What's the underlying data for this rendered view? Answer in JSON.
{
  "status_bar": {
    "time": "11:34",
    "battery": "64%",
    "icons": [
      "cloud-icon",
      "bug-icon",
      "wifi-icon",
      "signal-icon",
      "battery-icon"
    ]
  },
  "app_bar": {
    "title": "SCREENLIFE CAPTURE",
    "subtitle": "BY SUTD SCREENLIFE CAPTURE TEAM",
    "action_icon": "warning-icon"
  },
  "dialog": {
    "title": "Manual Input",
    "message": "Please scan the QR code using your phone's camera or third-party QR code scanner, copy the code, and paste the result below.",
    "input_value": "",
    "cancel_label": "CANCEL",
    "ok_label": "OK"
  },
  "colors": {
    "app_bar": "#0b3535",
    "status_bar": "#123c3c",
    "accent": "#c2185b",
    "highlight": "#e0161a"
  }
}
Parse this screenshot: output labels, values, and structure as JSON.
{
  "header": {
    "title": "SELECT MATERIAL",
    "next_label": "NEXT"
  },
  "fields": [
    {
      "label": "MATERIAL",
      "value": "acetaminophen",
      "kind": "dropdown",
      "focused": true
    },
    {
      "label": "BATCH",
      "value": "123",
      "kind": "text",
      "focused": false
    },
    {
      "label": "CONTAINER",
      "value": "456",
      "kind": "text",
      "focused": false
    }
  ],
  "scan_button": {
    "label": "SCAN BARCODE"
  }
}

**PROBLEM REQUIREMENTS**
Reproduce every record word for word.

**RESULT OF THE EXERCISE**
What's the underlying data for this rendered view? Answer in JSON.
{
  "status_bar": {
    "time": "11:34",
    "battery": "64%",
    "icons": [
      "cloud-icon",
      "bug-icon",
      "wifi-icon",
      "signal-icon",
      "battery-icon"
    ]
  },
  "app_bar": {
    "title": "SCREENLIFE CAPTURE",
    "subtitle": "BY SUTD SCREENLIFE CAPTURE TEAM",
    "action_icon": "warning-icon"
  },
  "dialog": {
    "title": "Manual Input",
    "message": "Please scan the QR code using your phone's camera or third-party QR code scanner, copy the code, and paste the result below.",
    "input_value": "",
    "cancel_label": "CANCEL",
    "ok_label": "OK"
  },
  "colors": {
    "app_bar": "#0b3535",
    "status_bar": "#123c3c",
    "accent": "#c2185b",
    "highlight": "#e0161a"
  }
}
Parse this screenshot: output labels, values, and structure as JSON.
{
  "header": {
    "title": "SELECT MATERIAL",
    "next_label": "NEXT"
  },
  "fields": [
    {
      "label": "MATERIAL",
      "value": "acetaminophen",
      "kind": "dropdown",
      "focused": true
    },
    {
      "label": "BATCH",
      "value": "123",
      "kind": "text",
      "focused": false
    },
    {
      "label": "CONTAINER",
      "value": "456",
      "kind": "text",
      "focused": false
    }
  ],
  "scan_button": {
    "label": "SCAN BARCODE"
  }
}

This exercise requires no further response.